It had been a doozy of a day, or was it more of the same everyday challenges? Sibling squabbles, loud screaming, the general chaotic scene. And I as sat lamenting the long list of frustrating moments, you blurted out, “You’re miserable at home.”
It sounded so blunt, so ugly. And I suppose you’re right, I do feel a general sense of dissatisfaction. But I also felt a pang of defensiveness. Because I am trying so hard, I really am. I love our kids fiercely, and I’m trying my darndest to keep everything running smoothly.
I’m not looking for your solution-minded analysis . . . I’m looking for your empathy.
I know you understand where I’m coming from. I see your robust, business-minded enthusiasm fall flat when you reach for the basket of clothes to be folded. I see your shoulders droop as you reach to empty the dishwasher and reload it. I see you pull out your phone and allow yourself to be distracted from the mundane chores. I know you feel the dull mindlessness of every small detail to keep our home running, just as I do, every single day.
The knee-jerk reaction is to smirk with satisfaction, in a snarky, welcome-to-my-world kind of way. But I don’t, because to see your body language gives me a sense of solidarity, a reminder that indeed, I’m not selfish or lazy or someone with a bad attitude. That the inescapable day in, day out, endless list of chores that refuse to be ignored lest our home falls into utter chaos is far from exciting. It can be the most boring version of Groundhog Day.
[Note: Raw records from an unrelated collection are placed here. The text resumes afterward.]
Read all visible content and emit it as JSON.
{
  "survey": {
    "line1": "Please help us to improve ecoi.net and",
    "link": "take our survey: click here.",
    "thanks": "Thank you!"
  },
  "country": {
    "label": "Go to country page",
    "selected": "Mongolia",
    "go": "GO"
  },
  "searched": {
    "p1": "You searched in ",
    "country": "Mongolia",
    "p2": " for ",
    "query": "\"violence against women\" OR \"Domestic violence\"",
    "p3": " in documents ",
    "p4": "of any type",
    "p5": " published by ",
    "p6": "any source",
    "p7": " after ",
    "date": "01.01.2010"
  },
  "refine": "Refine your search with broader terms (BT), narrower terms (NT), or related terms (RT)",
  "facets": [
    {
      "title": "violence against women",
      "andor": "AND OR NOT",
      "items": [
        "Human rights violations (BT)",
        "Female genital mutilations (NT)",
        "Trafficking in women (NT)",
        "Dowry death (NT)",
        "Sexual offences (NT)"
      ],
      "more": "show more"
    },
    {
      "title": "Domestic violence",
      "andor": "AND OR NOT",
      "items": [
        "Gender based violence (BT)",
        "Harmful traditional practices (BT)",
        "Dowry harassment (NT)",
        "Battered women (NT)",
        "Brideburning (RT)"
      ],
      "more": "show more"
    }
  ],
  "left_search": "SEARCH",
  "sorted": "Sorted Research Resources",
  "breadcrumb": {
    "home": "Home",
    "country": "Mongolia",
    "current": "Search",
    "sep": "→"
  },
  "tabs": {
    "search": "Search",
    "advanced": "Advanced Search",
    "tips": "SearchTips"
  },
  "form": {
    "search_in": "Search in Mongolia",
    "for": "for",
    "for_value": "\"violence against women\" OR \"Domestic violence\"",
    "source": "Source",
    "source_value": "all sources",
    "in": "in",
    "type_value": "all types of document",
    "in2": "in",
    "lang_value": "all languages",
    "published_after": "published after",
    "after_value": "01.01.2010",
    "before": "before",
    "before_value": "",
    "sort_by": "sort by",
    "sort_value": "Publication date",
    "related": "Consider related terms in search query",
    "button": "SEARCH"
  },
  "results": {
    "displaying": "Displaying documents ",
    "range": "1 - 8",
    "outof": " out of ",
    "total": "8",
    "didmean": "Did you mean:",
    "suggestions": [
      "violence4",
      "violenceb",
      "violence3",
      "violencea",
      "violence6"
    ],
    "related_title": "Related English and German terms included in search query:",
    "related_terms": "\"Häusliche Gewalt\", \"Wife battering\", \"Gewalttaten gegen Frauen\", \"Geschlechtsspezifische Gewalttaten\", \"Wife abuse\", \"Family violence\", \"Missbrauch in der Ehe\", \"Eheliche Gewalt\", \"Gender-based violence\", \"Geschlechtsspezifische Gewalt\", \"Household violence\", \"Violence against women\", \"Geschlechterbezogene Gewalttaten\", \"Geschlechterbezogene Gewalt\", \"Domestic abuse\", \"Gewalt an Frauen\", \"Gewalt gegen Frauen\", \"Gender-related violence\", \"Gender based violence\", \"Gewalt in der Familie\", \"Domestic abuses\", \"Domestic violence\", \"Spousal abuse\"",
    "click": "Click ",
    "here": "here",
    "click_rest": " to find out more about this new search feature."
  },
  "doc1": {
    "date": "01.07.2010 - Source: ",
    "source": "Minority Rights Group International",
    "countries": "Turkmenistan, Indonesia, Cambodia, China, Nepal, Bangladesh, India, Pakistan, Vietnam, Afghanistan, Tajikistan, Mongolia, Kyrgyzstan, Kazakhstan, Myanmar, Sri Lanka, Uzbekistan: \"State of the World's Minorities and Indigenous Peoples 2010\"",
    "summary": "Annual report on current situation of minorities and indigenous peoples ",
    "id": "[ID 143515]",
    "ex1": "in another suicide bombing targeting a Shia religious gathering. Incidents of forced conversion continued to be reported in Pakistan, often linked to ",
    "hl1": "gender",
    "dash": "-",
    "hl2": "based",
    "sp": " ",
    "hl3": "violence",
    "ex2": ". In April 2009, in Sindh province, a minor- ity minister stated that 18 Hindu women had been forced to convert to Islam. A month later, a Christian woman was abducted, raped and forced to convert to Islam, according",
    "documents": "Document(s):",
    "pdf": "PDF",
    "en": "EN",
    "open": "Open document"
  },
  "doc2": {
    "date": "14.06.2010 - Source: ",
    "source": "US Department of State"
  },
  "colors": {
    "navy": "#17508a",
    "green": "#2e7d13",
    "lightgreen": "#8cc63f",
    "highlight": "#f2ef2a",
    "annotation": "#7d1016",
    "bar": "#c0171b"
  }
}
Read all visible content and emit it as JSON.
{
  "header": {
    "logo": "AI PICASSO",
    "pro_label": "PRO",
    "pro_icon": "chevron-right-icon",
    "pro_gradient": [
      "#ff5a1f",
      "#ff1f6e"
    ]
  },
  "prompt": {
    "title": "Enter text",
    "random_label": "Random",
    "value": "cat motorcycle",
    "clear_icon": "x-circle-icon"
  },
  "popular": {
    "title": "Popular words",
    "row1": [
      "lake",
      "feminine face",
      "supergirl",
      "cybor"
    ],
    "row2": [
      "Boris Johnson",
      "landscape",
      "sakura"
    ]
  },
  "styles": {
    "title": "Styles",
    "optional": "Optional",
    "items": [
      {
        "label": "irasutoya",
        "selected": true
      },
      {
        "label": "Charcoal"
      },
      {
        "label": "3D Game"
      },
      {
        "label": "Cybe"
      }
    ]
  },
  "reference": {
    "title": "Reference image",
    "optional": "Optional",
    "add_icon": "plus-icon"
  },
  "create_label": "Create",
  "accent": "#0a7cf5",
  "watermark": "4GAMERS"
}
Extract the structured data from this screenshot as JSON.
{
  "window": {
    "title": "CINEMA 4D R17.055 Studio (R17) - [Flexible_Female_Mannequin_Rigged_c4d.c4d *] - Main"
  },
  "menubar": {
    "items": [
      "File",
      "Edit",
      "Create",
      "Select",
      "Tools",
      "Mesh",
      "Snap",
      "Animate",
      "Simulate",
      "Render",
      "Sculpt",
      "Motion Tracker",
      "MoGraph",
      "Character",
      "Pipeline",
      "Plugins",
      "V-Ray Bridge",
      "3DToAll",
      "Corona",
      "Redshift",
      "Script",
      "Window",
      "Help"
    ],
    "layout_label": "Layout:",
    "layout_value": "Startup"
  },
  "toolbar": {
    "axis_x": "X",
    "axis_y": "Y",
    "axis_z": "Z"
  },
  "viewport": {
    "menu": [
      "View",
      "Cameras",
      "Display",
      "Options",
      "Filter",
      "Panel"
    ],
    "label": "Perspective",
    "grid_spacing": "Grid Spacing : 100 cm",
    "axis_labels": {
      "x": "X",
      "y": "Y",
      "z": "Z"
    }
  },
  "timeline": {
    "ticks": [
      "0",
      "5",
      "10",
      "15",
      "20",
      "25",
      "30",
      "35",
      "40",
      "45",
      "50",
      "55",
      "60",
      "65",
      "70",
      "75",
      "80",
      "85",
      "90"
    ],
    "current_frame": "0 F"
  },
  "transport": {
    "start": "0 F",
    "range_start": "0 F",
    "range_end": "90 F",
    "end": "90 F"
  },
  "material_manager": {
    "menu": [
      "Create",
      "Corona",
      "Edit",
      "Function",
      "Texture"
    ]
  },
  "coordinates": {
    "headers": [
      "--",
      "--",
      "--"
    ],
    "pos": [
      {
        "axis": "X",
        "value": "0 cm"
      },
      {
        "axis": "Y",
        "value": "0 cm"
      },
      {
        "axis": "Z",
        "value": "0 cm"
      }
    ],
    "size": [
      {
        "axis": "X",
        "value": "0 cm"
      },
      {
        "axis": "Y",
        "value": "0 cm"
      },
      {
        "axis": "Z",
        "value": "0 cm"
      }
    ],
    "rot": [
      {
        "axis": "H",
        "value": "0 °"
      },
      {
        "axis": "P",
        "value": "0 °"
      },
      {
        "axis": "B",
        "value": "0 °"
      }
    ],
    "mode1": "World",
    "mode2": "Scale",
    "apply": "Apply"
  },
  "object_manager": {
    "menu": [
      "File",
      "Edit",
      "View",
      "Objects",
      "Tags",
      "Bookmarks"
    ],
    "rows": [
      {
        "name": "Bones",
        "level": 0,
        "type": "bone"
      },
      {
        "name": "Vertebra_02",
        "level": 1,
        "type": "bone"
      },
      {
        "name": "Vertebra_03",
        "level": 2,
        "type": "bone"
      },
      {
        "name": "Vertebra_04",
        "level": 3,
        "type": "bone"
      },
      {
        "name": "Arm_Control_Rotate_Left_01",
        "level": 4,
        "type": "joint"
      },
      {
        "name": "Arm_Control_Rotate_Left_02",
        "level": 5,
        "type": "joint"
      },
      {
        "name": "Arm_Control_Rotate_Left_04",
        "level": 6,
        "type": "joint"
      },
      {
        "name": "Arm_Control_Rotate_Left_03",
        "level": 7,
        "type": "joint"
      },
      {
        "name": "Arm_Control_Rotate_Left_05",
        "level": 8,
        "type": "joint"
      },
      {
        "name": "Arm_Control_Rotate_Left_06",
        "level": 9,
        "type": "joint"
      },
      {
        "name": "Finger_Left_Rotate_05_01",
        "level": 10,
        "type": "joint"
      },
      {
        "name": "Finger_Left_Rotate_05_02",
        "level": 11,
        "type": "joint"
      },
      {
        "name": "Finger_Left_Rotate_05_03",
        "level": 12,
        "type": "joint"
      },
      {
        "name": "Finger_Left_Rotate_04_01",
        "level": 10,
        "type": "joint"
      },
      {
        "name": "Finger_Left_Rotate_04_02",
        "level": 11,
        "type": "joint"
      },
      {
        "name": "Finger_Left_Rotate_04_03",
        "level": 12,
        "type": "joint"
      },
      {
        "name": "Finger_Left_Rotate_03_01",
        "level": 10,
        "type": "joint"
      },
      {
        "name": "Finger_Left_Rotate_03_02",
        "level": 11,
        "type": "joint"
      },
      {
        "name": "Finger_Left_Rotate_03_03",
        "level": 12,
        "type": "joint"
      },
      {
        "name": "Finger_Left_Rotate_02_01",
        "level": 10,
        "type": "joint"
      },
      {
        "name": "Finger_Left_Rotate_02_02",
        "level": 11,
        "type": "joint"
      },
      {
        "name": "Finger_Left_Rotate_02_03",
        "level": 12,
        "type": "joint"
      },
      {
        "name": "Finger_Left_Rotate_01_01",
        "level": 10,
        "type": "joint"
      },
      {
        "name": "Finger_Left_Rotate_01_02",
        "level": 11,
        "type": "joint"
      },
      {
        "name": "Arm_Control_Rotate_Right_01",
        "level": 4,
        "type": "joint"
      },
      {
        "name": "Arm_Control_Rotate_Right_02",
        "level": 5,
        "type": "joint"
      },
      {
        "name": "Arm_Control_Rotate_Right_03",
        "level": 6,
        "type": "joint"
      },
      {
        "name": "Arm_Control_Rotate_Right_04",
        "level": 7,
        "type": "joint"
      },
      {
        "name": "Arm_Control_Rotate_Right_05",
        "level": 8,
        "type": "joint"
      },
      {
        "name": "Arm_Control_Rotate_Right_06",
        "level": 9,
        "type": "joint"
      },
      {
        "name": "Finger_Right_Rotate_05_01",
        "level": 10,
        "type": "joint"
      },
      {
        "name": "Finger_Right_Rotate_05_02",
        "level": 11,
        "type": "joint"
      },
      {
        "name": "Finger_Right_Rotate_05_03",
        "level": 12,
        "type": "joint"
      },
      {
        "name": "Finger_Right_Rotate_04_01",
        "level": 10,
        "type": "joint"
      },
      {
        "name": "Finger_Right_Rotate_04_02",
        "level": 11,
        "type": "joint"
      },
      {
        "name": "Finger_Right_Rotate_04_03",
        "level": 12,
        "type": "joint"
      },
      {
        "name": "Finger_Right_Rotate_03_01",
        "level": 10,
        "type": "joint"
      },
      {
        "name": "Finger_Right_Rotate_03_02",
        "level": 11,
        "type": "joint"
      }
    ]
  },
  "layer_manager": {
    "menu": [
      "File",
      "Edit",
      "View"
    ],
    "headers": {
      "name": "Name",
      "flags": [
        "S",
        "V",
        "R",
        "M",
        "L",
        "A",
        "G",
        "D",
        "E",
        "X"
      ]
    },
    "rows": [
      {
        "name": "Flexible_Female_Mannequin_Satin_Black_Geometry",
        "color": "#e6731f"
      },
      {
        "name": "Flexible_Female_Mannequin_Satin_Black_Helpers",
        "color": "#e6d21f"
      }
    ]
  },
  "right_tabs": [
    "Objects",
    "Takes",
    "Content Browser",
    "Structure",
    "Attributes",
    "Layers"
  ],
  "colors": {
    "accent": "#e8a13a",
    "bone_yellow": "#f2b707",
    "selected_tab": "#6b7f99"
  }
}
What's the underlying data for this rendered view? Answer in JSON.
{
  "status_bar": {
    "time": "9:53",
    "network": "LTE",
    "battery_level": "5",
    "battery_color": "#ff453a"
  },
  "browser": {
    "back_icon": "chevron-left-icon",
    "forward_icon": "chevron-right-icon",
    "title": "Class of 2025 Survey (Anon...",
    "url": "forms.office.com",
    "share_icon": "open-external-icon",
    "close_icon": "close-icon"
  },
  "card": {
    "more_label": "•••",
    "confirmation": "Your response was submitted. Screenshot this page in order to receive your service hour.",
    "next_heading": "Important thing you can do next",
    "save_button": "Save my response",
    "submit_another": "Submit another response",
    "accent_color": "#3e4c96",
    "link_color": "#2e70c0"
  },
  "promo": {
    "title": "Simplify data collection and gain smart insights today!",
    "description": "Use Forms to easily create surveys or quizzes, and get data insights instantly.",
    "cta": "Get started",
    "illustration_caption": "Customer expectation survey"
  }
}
And while I know there is a sacredness in the everyday duties of parenting, it can also feel like plain old drudgery.
I know you see me suffering from the weariness of the ordinary, I see you trying to encourage me with Herculean efforts: introducing me to a life coach, helping me network to advance my writing goals, cooking dinner from time to time. Let’s sit down and see if we can come up with a more intentional plan, you say, perhaps pick a couple of days in the week when I cook, when I come home from work to give you a break and you can head to the coffee shop to write. We need a better system, you say. I will help you.
And I hear you. I appreciate your efforts. I know you want me to perk up, stand tall again, laugh more often. But the thing is, for over 10 years I have been in some phase of survival mode. Some months have been harder than others, but I’ve been in a chronic state of trying to keep my head above water. I’ve been either pregnant, nursing, changing diapers, potty training, helping with homework, chauffeuring—so much chauffeuring—breaking up sibling squabbles, folding laundry, sweeping the floor, unloading and reloading the dishwasher for the umpteenth time, and falling into my own bed in an exhausted collapse for more than a decade.
Oh, I’ve been trying.
I’ve read the books, I’ve mapped out self-care on the calendar, I even dropped 20 pounds, only to put my fitness goals on hold when I got pregnant again. I’ve outsourced and delegated, I’ve signed up for grocery pickup, I’ve sought help, and still, I’m just so tired and struggling through a muddy path that lacks inspiration.
I know you want to charge in with the positive business mindset that has made you a success. I know you want to punch through the offensive line like you did in college and make the sack. Rescue your queen. I know you desperately want to save the day because that’s the courageous man you are.
You have so many victory stories of “saving” your clients or making the impossible deal an actual possibility. And I know how much it frustrates you that no matter what strategy you muster up, your wife remains tired and overwhelmed.
I don’t want a strategy right now. I want a friend. I want to feel less alone.
I want someone to give me a big hug, let the tears fall, and give me a broad chest to bury my face into. I need to hear someone say, “This is really hard. It’s OK to be tired.” Or even better, “You’re doing an amazing job, and I see you.”
Because you and I both see the constant imperfections. The unfinished jobs. The messiness of life. I feel defeated at the end of each day, and implying that we need a new strategy or I should try a new method, only feeds my mind with the detrimental message that my efforts are not good enough. I should just try harder. And those thoughts make me feel like even more of a failure.
So bring home my favorite bottle of red and let me pick a show on Netflix even if it’s something your find utterly cheesy and melodramatic. You don’t need to say anything. Just shove the laundry basket of unfolded clothes over and ignore it. Tell me I’m incredible, and with your head on my shoulder, just be my quiet companion.